"Dissimilar solutions" = Different factorizations of the task into circuits. The low-path-dependence argument here is that "paths are always abundant in high-dimensional spaces".
I'm avoiding the term "goal" since I don't presume consequentialism.
See one of these reviews. I mostly disbelieve the qualitative conclusions people draw from this work though, for reasons that deserve their own post.
All this means right now is "It gives us strong path-dependence vibes, so it's probably correlated with the other stuff"
Really a spectrum.
Interesting post! I'm pretty curious about these.
A great resource for answering these questions is a set of model runs put out by the Stanford Center for Research into Foundation Models - they trained 5 runs of GPT-2 small and GPT-2 medium with 600 checkpoints and different random seeds, and released the weights. It seems like a good way to get some surface area on these questions with interesting real models. A few ideas that are somewhere on my maybe/someday research ideas list:
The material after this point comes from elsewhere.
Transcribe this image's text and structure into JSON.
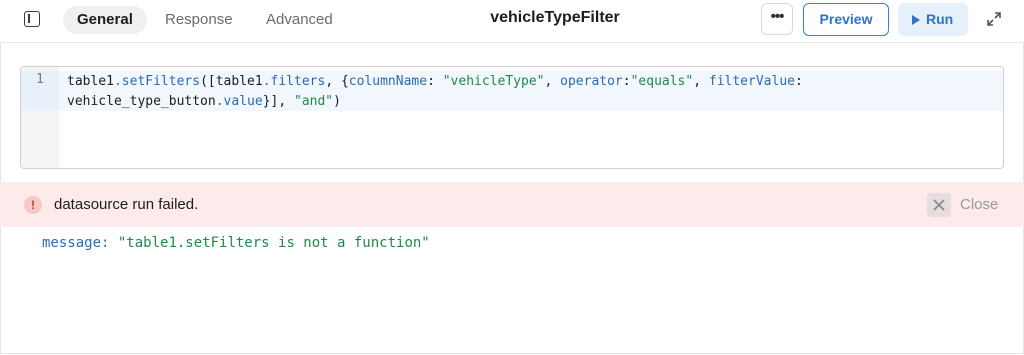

I'm currently writing a library for mechanistic interpretability of LLMs, with support for loading these models + their checkpoints - if anyone might be interested on working on this, happy to share ideas. This is a small subset of OpenWebText that seems useful for testing.
Unrelatedly, a mark against path dependence is the induction head bump result, where we found that models have a phase change where they suddenly form induction heads, and that across a range of model sizes and architecture it forms consistently and around the same point (though not all architectures tested). Anecdotally, I've found that the time of formation is very sensitive to the exact positional embeddings used though.
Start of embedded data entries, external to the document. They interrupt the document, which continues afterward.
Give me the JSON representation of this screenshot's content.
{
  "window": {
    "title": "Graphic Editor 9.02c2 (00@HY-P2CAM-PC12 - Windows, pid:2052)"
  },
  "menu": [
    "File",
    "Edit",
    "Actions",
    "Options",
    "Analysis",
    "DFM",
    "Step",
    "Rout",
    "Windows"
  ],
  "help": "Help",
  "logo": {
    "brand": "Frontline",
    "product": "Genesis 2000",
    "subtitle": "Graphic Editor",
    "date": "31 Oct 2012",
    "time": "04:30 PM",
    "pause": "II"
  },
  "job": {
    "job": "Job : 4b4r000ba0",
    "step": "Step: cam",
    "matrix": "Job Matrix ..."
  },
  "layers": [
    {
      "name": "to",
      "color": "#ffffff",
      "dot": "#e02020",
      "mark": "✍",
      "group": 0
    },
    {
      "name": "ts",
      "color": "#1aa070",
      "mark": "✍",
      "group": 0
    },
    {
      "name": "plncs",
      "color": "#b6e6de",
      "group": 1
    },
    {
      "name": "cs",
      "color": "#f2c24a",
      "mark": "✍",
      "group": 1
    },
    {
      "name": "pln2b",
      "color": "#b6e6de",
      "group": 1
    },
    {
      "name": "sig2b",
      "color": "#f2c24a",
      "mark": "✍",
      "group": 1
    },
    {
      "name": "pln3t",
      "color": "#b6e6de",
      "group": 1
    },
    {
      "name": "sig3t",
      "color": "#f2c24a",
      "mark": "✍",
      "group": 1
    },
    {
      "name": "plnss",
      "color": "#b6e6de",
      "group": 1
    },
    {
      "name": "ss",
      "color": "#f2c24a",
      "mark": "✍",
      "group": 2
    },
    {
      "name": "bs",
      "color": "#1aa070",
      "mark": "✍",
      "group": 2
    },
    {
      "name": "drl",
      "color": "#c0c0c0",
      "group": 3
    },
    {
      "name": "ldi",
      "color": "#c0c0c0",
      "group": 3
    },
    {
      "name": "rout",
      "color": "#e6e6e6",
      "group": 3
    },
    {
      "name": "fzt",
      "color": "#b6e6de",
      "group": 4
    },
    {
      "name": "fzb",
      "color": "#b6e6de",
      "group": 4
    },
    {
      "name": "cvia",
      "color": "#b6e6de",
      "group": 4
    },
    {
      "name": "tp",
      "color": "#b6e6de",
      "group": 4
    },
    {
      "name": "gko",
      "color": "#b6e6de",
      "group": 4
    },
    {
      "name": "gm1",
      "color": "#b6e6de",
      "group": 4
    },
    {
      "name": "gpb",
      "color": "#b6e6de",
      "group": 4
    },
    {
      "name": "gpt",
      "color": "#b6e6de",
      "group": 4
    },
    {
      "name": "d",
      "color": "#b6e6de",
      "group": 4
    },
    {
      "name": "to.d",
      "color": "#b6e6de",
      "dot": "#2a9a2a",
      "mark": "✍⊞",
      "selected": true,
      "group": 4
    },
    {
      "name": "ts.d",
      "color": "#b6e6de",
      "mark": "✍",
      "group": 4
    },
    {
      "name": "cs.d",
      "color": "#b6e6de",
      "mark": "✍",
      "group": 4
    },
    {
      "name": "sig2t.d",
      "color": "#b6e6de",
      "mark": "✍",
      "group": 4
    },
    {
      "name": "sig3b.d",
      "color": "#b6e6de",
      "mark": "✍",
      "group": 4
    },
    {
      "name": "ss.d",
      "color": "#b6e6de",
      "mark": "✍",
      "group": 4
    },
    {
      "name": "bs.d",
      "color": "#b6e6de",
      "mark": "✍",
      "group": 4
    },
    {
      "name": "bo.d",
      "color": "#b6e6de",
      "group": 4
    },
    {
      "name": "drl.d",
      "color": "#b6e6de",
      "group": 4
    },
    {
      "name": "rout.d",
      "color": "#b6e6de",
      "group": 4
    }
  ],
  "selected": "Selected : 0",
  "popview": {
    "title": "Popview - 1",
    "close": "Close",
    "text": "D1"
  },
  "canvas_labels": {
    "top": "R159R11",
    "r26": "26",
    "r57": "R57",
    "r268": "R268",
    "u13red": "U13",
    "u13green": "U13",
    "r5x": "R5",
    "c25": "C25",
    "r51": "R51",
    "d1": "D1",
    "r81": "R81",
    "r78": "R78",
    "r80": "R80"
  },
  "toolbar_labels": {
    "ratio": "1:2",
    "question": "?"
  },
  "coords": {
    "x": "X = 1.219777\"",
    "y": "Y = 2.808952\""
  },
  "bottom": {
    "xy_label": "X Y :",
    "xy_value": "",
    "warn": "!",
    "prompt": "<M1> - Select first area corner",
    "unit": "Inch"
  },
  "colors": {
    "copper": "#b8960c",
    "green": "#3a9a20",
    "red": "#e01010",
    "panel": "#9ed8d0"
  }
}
When you talk about whether we're in a high or low path-dependence "world", do you think that there is a (somewhat robust) answer to this question that holds across most ML training processes? I think it's more likely that some training processes are highly path-dependent and some aren't. We definitely have evidence that some are path-dependent, e.g. Ethan's comment and other examples like https://arxiv.org/abs/2002.06305, and almost any RL paper where different random seeds of the training process often result in quite different results. Arguably I don't think we have conclusive of any particular existing training process being low-path dependence, because the burden of proof is heavy for proving that two models are basically equivalent on basically all inputs (given that they're very unlikely to literally have identical weights, so the equivalence would have to be at a high level of abstraction).
Reasoning about the path dependence of a training process specifically, rather than whether all of the ML/AGI development world is path dependent, seems more precise, and also allows us to reason about whether we want a high or low path-dependence training process, and considering that as an intervention, rather than a state of the world we can't change.
Yeah, I agree with that. I think path dependence will likely vary across training processes and that we should in fact view that as an important intervention point.
Betting markets on these questions would be nice. I'd bid pretty strongly on "nope, basically no path dependence" for most current architectures; replicability already gives us a ton of bits on the question.
Sections 3.1 and 6.6 titled "Ossification" of "Scaling Laws for Transfer" paper (https://arxiv.org/abs/2102.01293) show that current training of current DNNs exhibits high path dependence.